A translation error in the original release of the Mother3 fan translation essentially took one of Abbey's lines from after Abbot explains where her head injury came from ("There never used to be any creatures like that before that were so hard to describe. These things were all fly-y, mousey, buggy, and bitey.") and added some Domestic Abuse subtext ("There was no bizarre creature. It didn’t fly. It wasn’t mousey. It wasn’t buggy. It didn’t bite me.") that wasn't in the original script.
Fire Emblem Awakening's DLC was censored for the American release; a shot of a female character (the local Hot Witch Tharja) trying on a swimsuit with her butt pointed at the camera had the butt partially covered with a curtain. "Partially" is the key word here; many have pointed out that they find the censored image more suggestive, since with the bikini bottom covered up it draws more attention to the part of Tharja's butt that you can see, and makes her look like she's either not wearing anything at all down there or getting ready to remove what little clothing she's wearing.
In the latter episodes of the first animated series of Teenage Mutant Ninja Turtles Michelangelo's Nunchucks were considered "too violent" by the UK (who also changed the name of the show to Teenage Mutant Hero Turtles as the word "ninja" had connotations of assassinations and UK censors did not want children to think that killing is cool) and in a severe case of Fridge Logic Mike's nunchucks were replaced with a grappling hook. Apparently its way too savage to whack someone with a Nunchuck but impaling them with the hooks of a grappling hook is A-OK. Needless to say Leonardo and Raphael were apparently lucky that nobody noticed on how they use bladed weapons. note This might be something to do with the fact that while bladed weapons can't be sold to minors under British law, stuff like nunchucks were in a bit of a grey area at the time, and the "Don't Try This at Home" disclaimer rarely if ever works on teenagers.
"Human Again", an originally Cut Song from Disney's Beauty and the Beast, has Mrs. Potts noting that Lumiere's impending return to humanity should "cause several husbands alarm". In the Norwegian dub, the writers seemingly ignored that figures of speech don't always translate well: with most of the original wording intact, the line changes meaning and only makes sense if Mrs. Potts is speaking as Lumiere's wife. The context does not help, as it is spoken just before he laughingly whisks her away.
There's an episode of Chowder in which our title-character really has to pee. Many crude but innocent jokes follow. Now, for some reason, when it got dubbed into Hungarian, they translated the "go" part of "go to the toilet" as "elmenni", which means just that (to go [away]). However the correct phrase would have been "kimenni" (to go out), since "elmenni" has another, drastically different meaning in Hungarian: namely, "to come" (yes, the opposite of "go"). The voice actors obviously saw through this blooper, as you can tell by the peculiar way they stress the word.

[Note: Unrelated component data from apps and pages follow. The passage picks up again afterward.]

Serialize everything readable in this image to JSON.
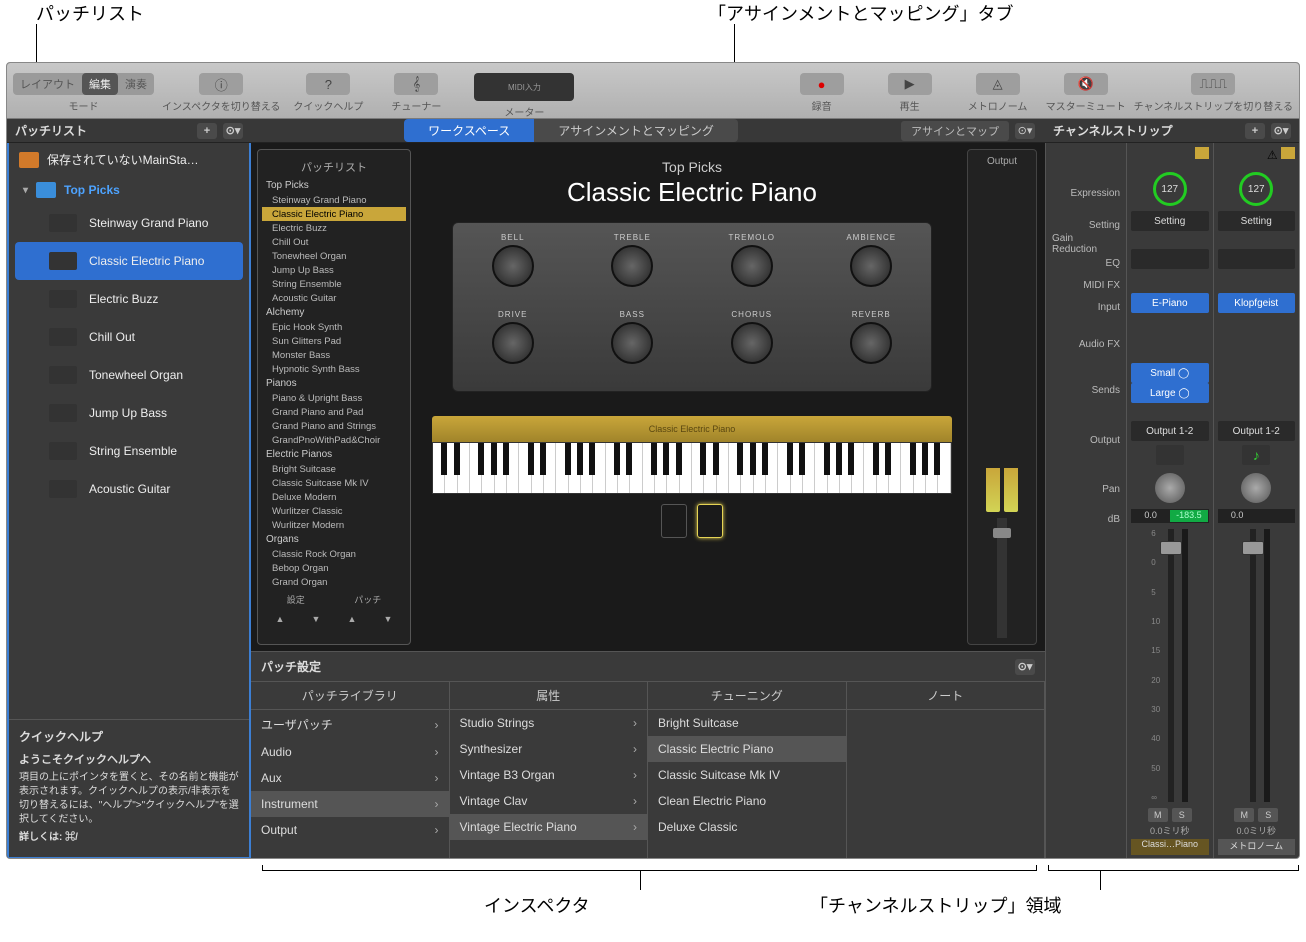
{
  "callouts": {
    "patch_list": "パッチリスト",
    "assign_tab": "「アサインメントとマッピング」タブ",
    "inspector": "インスペクタ",
    "channel_area": "「チャンネルストリップ」領域"
  },
  "toolbar": {
    "mode_label": "モード",
    "modes": [
      "レイアウト",
      "編集",
      "演奏"
    ],
    "active_mode": 1,
    "inspector_toggle": "インスペクタを切り替える",
    "quick_help": "クイックヘルプ",
    "tuner": "チューナー",
    "midi_in": "MIDI入力",
    "meter": "メーター",
    "record": "録音",
    "play": "再生",
    "metronome": "メトロノーム",
    "master_mute": "マスターミュート",
    "chstrip_toggle": "チャンネルストリップを切り替える"
  },
  "tabrow": {
    "patch_list": "パッチリスト",
    "workspace": "ワークスペース",
    "assign_map": "アサインメントとマッピング",
    "assign_short": "アサインとマップ",
    "channel_strip": "チャンネルストリップ"
  },
  "sidebar": {
    "concert": "保存されていないMainSta…",
    "set_name": "Top Picks",
    "patches": [
      "Steinway Grand Piano",
      "Classic Electric Piano",
      "Electric Buzz",
      "Chill Out",
      "Tonewheel Organ",
      "Jump Up Bass",
      "String Ensemble",
      "Acoustic Guitar"
    ],
    "selected": 1
  },
  "quick_help": {
    "header": "クイックヘルプ",
    "title": "ようこそクイックヘルプへ",
    "body": "項目の上にポインタを置くと、その名前と機能が表示されます。クイックヘルプの表示/非表示を切り替えるには、\"ヘルプ\">\"クイックヘルプ\"を選択してください。",
    "more": "詳しくは: ⌘/"
  },
  "workspace": {
    "patchlist_head": "パッチリスト",
    "groups": [
      {
        "name": "Top Picks",
        "items": [
          "Steinway Grand Piano",
          "Classic Electric Piano",
          "Electric Buzz",
          "Chill Out",
          "Tonewheel Organ",
          "Jump Up Bass",
          "String Ensemble",
          "Acoustic Guitar"
        ]
      },
      {
        "name": "Alchemy",
        "items": [
          "Epic Hook Synth",
          "Sun Glitters Pad",
          "Monster Bass",
          "Hypnotic Synth Bass"
        ]
      },
      {
        "name": "Pianos",
        "items": [
          "Piano & Upright Bass",
          "Grand Piano and Pad",
          "Grand Piano and Strings",
          "GrandPnoWithPad&Choir"
        ]
      },
      {
        "name": "Electric Pianos",
        "items": [
          "Bright Suitcase",
          "Classic Suitcase Mk IV",
          "Deluxe Modern",
          "Wurlitzer Classic",
          "Wurlitzer Modern"
        ]
      },
      {
        "name": "Organs",
        "items": [
          "Classic Rock Organ",
          "Bebop Organ",
          "Grand Organ"
        ]
      }
    ],
    "nav": {
      "set": "設定",
      "patch": "パッチ"
    },
    "title_sm": "Top Picks",
    "title": "Classic Electric Piano",
    "knobs": [
      "BELL",
      "TREBLE",
      "TREMOLO",
      "AMBIENCE",
      "DRIVE",
      "BASS",
      "CHORUS",
      "REVERB"
    ],
    "kbd_label": "Classic Electric Piano",
    "output": "Output"
  },
  "inspector": {
    "head": "パッチ設定",
    "tabs": [
      "パッチライブラリ",
      "属性",
      "チューニング",
      "ノート"
    ],
    "col1": [
      "ユーザパッチ",
      "Audio",
      "Aux",
      "Instrument",
      "Output"
    ],
    "col1_sel": 3,
    "col2": [
      "Studio Strings",
      "Synthesizer",
      "Vintage B3 Organ",
      "Vintage Clav",
      "Vintage Electric Piano"
    ],
    "col2_sel": 4,
    "col3": [
      "Bright Suitcase",
      "Classic Electric Piano",
      "Classic Suitcase Mk IV",
      "Clean Electric Piano",
      "Deluxe Classic"
    ],
    "col3_sel": 1
  },
  "channel": {
    "labels": [
      "Expression",
      "Setting",
      "Gain Reduction",
      "EQ",
      "MIDI FX",
      "Input",
      "Audio FX",
      "Sends",
      "Output",
      "Pan",
      "dB"
    ],
    "strips": [
      {
        "setting": "Setting",
        "input": "E-Piano",
        "sends": [
          "Small",
          "Large"
        ],
        "output": "Output 1-2",
        "db": "0.0",
        "peak": "-183.5",
        "ms": "0.0ミリ秒",
        "name": "Classi…Piano",
        "val": "127",
        "icon": "inst"
      },
      {
        "setting": "Setting",
        "input": "Klopfgeist",
        "sends": [],
        "output": "Output 1-2",
        "db": "0.0",
        "peak": "",
        "ms": "0.0ミリ秒",
        "name": "メトロノーム",
        "val": "127",
        "icon": "green"
      }
    ],
    "mute": "M",
    "solo": "S",
    "scale": [
      "6",
      "0",
      "5",
      "10",
      "15",
      "20",
      "30",
      "40",
      "50",
      "∞"
    ]
  }
}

Mung: Did you COME? Chowder: No.
Another example from a Hungarian dub, this time from Regular Show. "Punchies", the punching game that the characters often engage in to settle minor disputes, as well as just plain old punching is consistently translated as "öklözés" — fisting. If viewers happen to miss the part when the characters are shown punching each other, and only hear them talking about fisting, what a good fister Mordecai is and how Rigby doesn't like being fisted... it can lead to confused faces. Or not, given the nature of the show.